**Exercise brief**
Return all of the records below verbatim.
Start of The data
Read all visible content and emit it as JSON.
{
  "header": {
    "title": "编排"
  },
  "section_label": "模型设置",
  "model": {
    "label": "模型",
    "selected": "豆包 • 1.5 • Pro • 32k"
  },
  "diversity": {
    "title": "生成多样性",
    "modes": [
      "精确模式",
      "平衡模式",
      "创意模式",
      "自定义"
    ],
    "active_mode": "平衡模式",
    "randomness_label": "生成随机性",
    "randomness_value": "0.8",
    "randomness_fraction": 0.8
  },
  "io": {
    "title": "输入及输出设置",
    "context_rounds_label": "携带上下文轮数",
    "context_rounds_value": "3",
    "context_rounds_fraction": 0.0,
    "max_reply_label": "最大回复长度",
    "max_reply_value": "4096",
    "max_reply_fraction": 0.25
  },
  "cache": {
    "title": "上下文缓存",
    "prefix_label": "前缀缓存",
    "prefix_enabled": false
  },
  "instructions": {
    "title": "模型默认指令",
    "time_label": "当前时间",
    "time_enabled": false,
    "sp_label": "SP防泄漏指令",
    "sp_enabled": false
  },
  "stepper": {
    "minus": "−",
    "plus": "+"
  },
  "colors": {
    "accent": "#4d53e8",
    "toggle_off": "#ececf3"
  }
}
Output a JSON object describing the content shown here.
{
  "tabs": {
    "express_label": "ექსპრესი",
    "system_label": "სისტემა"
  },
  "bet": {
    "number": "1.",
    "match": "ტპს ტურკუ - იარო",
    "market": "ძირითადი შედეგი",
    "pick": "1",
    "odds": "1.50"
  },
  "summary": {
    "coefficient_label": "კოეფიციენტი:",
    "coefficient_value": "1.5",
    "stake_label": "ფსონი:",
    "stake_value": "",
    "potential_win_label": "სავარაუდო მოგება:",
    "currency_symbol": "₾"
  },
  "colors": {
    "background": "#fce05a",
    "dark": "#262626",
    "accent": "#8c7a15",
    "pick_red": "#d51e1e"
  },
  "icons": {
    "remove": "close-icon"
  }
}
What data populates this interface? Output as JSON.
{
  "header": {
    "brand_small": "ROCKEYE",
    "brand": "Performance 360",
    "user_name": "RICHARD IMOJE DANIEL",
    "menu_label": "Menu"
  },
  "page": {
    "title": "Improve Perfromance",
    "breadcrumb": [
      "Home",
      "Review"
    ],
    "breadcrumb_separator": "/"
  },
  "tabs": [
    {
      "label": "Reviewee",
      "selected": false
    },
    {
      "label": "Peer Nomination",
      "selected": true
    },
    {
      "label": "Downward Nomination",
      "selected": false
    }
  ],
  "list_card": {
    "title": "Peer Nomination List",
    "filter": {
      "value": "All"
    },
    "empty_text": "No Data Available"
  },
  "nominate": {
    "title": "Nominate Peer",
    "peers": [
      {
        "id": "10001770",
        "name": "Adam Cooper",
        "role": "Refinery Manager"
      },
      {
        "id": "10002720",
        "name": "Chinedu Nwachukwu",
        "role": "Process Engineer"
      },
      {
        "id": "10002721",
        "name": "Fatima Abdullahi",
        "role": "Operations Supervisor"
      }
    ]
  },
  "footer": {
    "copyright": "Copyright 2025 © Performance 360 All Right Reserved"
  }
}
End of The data
**Solution to this exercise**
Read all visible content and emit it as JSON.
{
  "header": {
    "title": "编排"
  },
  "section_label": "模型设置",
  "model": {
    "label": "模型",
    "selected": "豆包 • 1.5 • Pro • 32k"
  },
  "diversity": {
    "title": "生成多样性",
    "modes": [
      "精确模式",
      "平衡模式",
      "创意模式",
      "自定义"
    ],
    "active_mode": "平衡模式",
    "randomness_label": "生成随机性",
    "randomness_value": "0.8",
    "randomness_fraction": 0.8
  },
  "io": {
    "title": "输入及输出设置",
    "context_rounds_label": "携带上下文轮数",
    "context_rounds_value": "3",
    "context_rounds_fraction": 0.0,
    "max_reply_label": "最大回复长度",
    "max_reply_value": "4096",
    "max_reply_fraction": 0.25
  },
  "cache": {
    "title": "上下文缓存",
    "prefix_label": "前缀缓存",
    "prefix_enabled": false
  },
  "instructions": {
    "title": "模型默认指令",
    "time_label": "当前时间",
    "time_enabled": false,
    "sp_label": "SP防泄漏指令",
    "sp_enabled": false
  },
  "stepper": {
    "minus": "−",
    "plus": "+"
  },
  "colors": {
    "accent": "#4d53e8",
    "toggle_off": "#ececf3"
  }
}
Output a JSON object describing the content shown here.
{
  "tabs": {
    "express_label": "ექსპრესი",
    "system_label": "სისტემა"
  },
  "bet": {
    "number": "1.",
    "match": "ტპს ტურკუ - იარო",
    "market": "ძირითადი შედეგი",
    "pick": "1",
    "odds": "1.50"
  },
  "summary": {
    "coefficient_label": "კოეფიციენტი:",
    "coefficient_value": "1.5",
    "stake_label": "ფსონი:",
    "stake_value": "",
    "potential_win_label": "სავარაუდო მოგება:",
    "currency_symbol": "₾"
  },
  "colors": {
    "background": "#fce05a",
    "dark": "#262626",
    "accent": "#8c7a15",
    "pick_red": "#d51e1e"
  },
  "icons": {
    "remove": "close-icon"
  }
}
What data populates this interface? Output as JSON.
{
  "header": {
    "brand_small": "ROCKEYE",
    "brand": "Performance 360",
    "user_name": "RICHARD IMOJE DANIEL",
    "menu_label": "Menu"
  },
  "page": {
    "title": "Improve Perfromance",
    "breadcrumb": [
      "Home",
      "Review"
    ],
    "breadcrumb_separator": "/"
  },
  "tabs": [
    {
      "label": "Reviewee",
      "selected": false
    },
    {
      "label": "Peer Nomination",
      "selected": true
    },
    {
      "label": "Downward Nomination",
      "selected": false
    }
  ],
  "list_card": {
    "title": "Peer Nomination List",
    "filter": {
      "value": "All"
    },
    "empty_text": "No Data Available"
  },
  "nominate": {
    "title": "Nominate Peer",
    "peers": [
      {
        "id": "10001770",
        "name": "Adam Cooper",
        "role": "Refinery Manager"
      },
      {
        "id": "10002720",
        "name": "Chinedu Nwachukwu",
        "role": "Process Engineer"
      },
      {
        "id": "10002721",
        "name": "Fatima Abdullahi",
        "role": "Operations Supervisor"
      }
    ]
  },
  "footer": {
    "copyright": "Copyright 2025 © Performance 360 All Right Reserved"
  }
}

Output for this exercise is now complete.